08/08/2014 07:50 BST | Updated 07/10/2014 06:59 BST

Should Workers Still Be Paid For Time at the Office or What They Actually Deliver?

The online business network, LinkedIn, has made the news recently, with a court settlement in California costing the company more than $6m in back wages and damages to 359 current and former employees who said that they were not paid for overtime worked.

I don't have any more details on the LinkedIn case than what I can read in the Wall Street Journal, and I can see that it only affected a small subset of their sales operation, but it's still intriguing to see such a modern hi-tech organisation taken to court over overtime.

I haven't worked in a single corporate job where I was paid overtime. The last time I could actually claim overtime regularly for hours worked beyond those normally scheduled was when I was stacking apples on the produce counter in Safeway - happy days.

But if the LinkedIn workers had an employment contract that said they were entitled to overtime then it was unfair of the company to not pay it promptly. If they wanted to follow the usual corporate model of suggesting that the job involves 40 hours a week on the contract, yet expecting 60 hours a week to keep the job then they could have just left out that clause.

We all know that employment contracts are just an approximation of what is expected. When the contract says you will be at the office from 9am until 5pm with an hour allowed for lunch, what most people find is that if their boss is at the office from 7am to 7pm and eats lunch at his or her desk then that's what is expected from you too.

But many more people are now working in their own small business, or freelancing at a corporate, perhaps even where they were once on the official 'permanent' payroll.
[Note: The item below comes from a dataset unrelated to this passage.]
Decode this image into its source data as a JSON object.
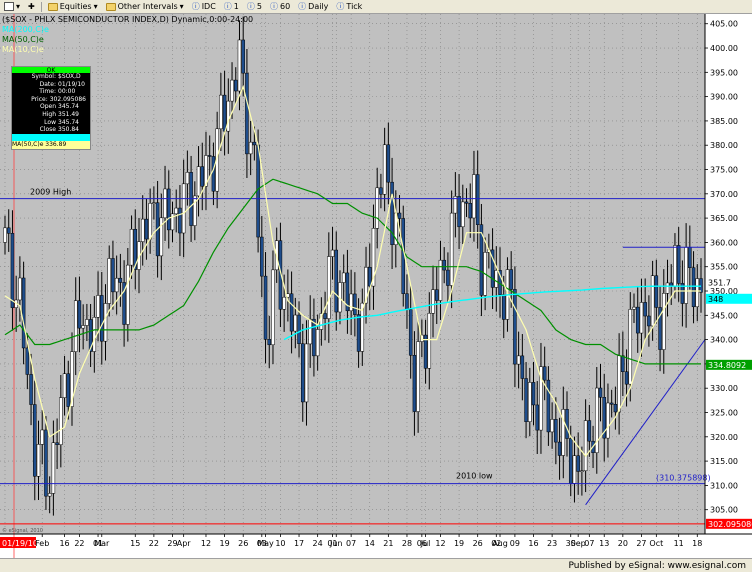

When you are freelance or working for a small business that has larger clients the system of measurement is very different.

Think about those traditional employment contracts. They focus on how many hours per week or month you will give to the company. How many days you are allowed off on holiday. And in return for dedicating this time, how much you will be paid.

Now contrast this to the way a freelancer works. You agree a project with the client with a defined scope - so you both agree on what is needed. Then you agree on a price. Then you go away and deliver it. There is some work that will be delivered at a certain price. Nobody cares about how many hours it might actually have taken.

Why don't more managers take a look at how this works and apply a similar strategy to their team - even if they are just paid a regular monthly salary? It's easy to imagine how it works for some jobs; a journalist churning out a new story each day, an estate agent closing a new sale each day, a car mechanic who can service several cars a day.

When there are fixed tasks that can be performed it's easy to see how this might work. When the employee needs to be physically present, like a security guard or supermarket checkout operator, clearly the only measure of value is time on the job after punching the clock.

But many jobs do have discrete, measurable, deliverables. Why don't more managers allow their team to go home early if the tasks for the day have all been completed?

Knowing you have done all that is needed for the day would also help to calm that urge to keep on checking corporate emails when at home. Being measured by what you deliver rather than how long you spend at the office could be the answer to all of these work-life balance concerns - and this approach works both for the company and the employee.